(Beginning of Exercise input)

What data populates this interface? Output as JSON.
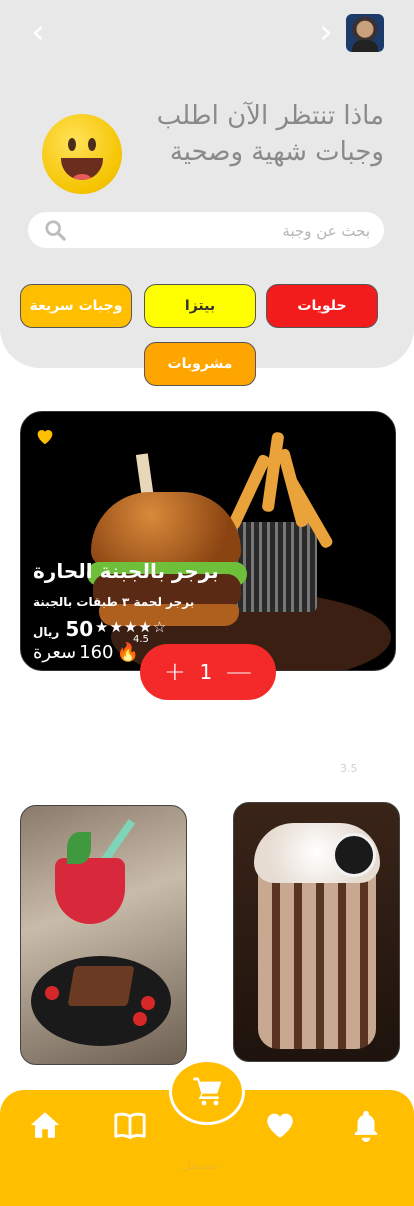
{
  "header": {
    "headline": "ماذا تنتظر الآن اطلب وجبات شهية وصحية"
  },
  "search": {
    "placeholder": "بحث عن وجبة"
  },
  "categories": [
    {
      "label": "حلويات",
      "color": "#f21c1c"
    },
    {
      "label": "بيتزا",
      "color": "#ffff00"
    },
    {
      "label": "وجبات سريعة",
      "color": "#ffbf00"
    },
    {
      "label": "مشروبات",
      "color": "#ffa500"
    }
  ],
  "featured": {
    "title": "برجر بالجبنة الحارة",
    "description": "برجر لحمة ٣ طبقات بالجبنة",
    "price": "50",
    "currency": "ريال",
    "rating": "4.5",
    "calories": "160",
    "calories_unit": "سعرة",
    "quantity": "1"
  },
  "ghost_text": "3.5",
  "watermark": "مستقل",
  "colors": {
    "accent": "#ffbf00",
    "red": "#f42a2a",
    "header_bg": "#e8e8e8"
  }
}
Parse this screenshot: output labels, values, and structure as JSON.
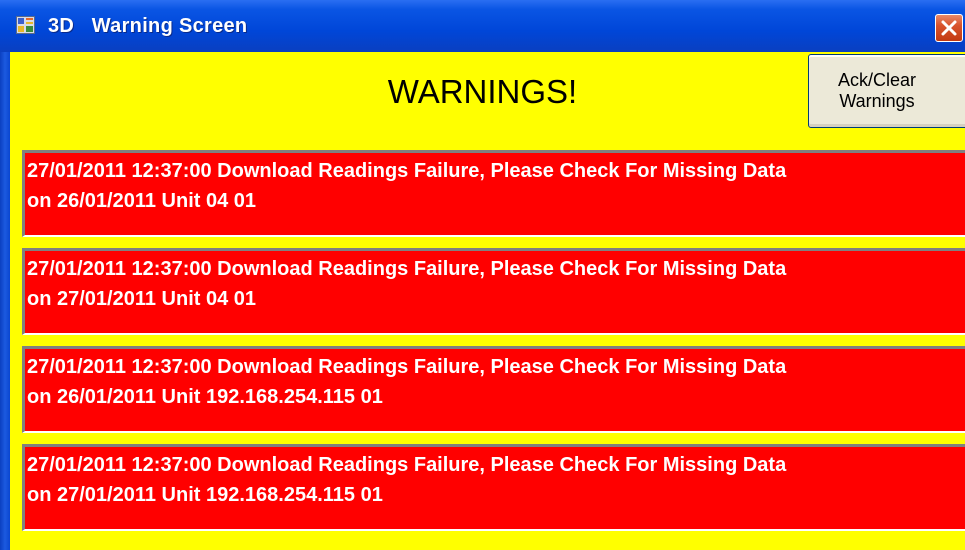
{
  "window": {
    "title": "3D   Warning Screen",
    "title_icon": "app-window-icon",
    "close_icon": "close-icon",
    "titlebar_color": "#0046d8",
    "client_color": "#ffff00"
  },
  "header": {
    "heading": "WARNINGS!",
    "ack_button": {
      "line1": "Ack/Clear",
      "line2": "Warnings"
    }
  },
  "warnings": [
    {
      "line1": "27/01/2011 12:37:00 Download Readings Failure, Please Check For Missing Data",
      "line2": "on 26/01/2011 Unit 04 01"
    },
    {
      "line1": "27/01/2011 12:37:00 Download Readings Failure, Please Check For Missing Data",
      "line2": "on 27/01/2011 Unit 04 01"
    },
    {
      "line1": "27/01/2011 12:37:00 Download Readings Failure, Please Check For Missing Data",
      "line2": "on 26/01/2011 Unit 192.168.254.115 01"
    },
    {
      "line1": "27/01/2011 12:37:00 Download Readings Failure, Please Check For Missing Data",
      "line2": "on 27/01/2011 Unit 192.168.254.115 01"
    }
  ],
  "colors": {
    "warning_background": "#ff0000",
    "warning_text": "#ffffff"
  }
}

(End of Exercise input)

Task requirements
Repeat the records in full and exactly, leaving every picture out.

Result
What data populates this interface? Output as JSON.
{
  "header": {
    "headline": "ماذا تنتظر الآن اطلب وجبات شهية وصحية"
  },
  "search": {
    "placeholder": "بحث عن وجبة"
  },
  "categories": [
    {
      "label": "حلويات",
      "color": "#f21c1c"
    },
    {
      "label": "بيتزا",
      "color": "#ffff00"
    },
    {
      "label": "وجبات سريعة",
      "color": "#ffbf00"
    },
    {
      "label": "مشروبات",
      "color": "#ffa500"
    }
  ],
  "featured": {
    "title": "برجر بالجبنة الحارة",
    "description": "برجر لحمة ٣ طبقات بالجبنة",
    "price": "50",
    "currency": "ريال",
    "rating": "4.5",
    "calories": "160",
    "calories_unit": "سعرة",
    "quantity": "1"
  },
  "ghost_text": "3.5",
  "watermark": "مستقل",
  "colors": {
    "accent": "#ffbf00",
    "red": "#f42a2a",
    "header_bg": "#e8e8e8"
  }
}
Parse this screenshot: output labels, values, and structure as JSON.
{
  "window": {
    "title": "3D   Warning Screen",
    "title_icon": "app-window-icon",
    "close_icon": "close-icon",
    "titlebar_color": "#0046d8",
    "client_color": "#ffff00"
  },
  "header": {
    "heading": "WARNINGS!",
    "ack_button": {
      "line1": "Ack/Clear",
      "line2": "Warnings"
    }
  },
  "warnings": [
    {
      "line1": "27/01/2011 12:37:00 Download Readings Failure, Please Check For Missing Data",
      "line2": "on 26/01/2011 Unit 04 01"
    },
    {
      "line1": "27/01/2011 12:37:00 Download Readings Failure, Please Check For Missing Data",
      "line2": "on 27/01/2011 Unit 04 01"
    },
    {
      "line1": "27/01/2011 12:37:00 Download Readings Failure, Please Check For Missing Data",
      "line2": "on 26/01/2011 Unit 192.168.254.115 01"
    },
    {
      "line1": "27/01/2011 12:37:00 Download Readings Failure, Please Check For Missing Data",
      "line2": "on 27/01/2011 Unit 192.168.254.115 01"
    }
  ],
  "colors": {
    "warning_background": "#ff0000",
    "warning_text": "#ffffff"
  }
}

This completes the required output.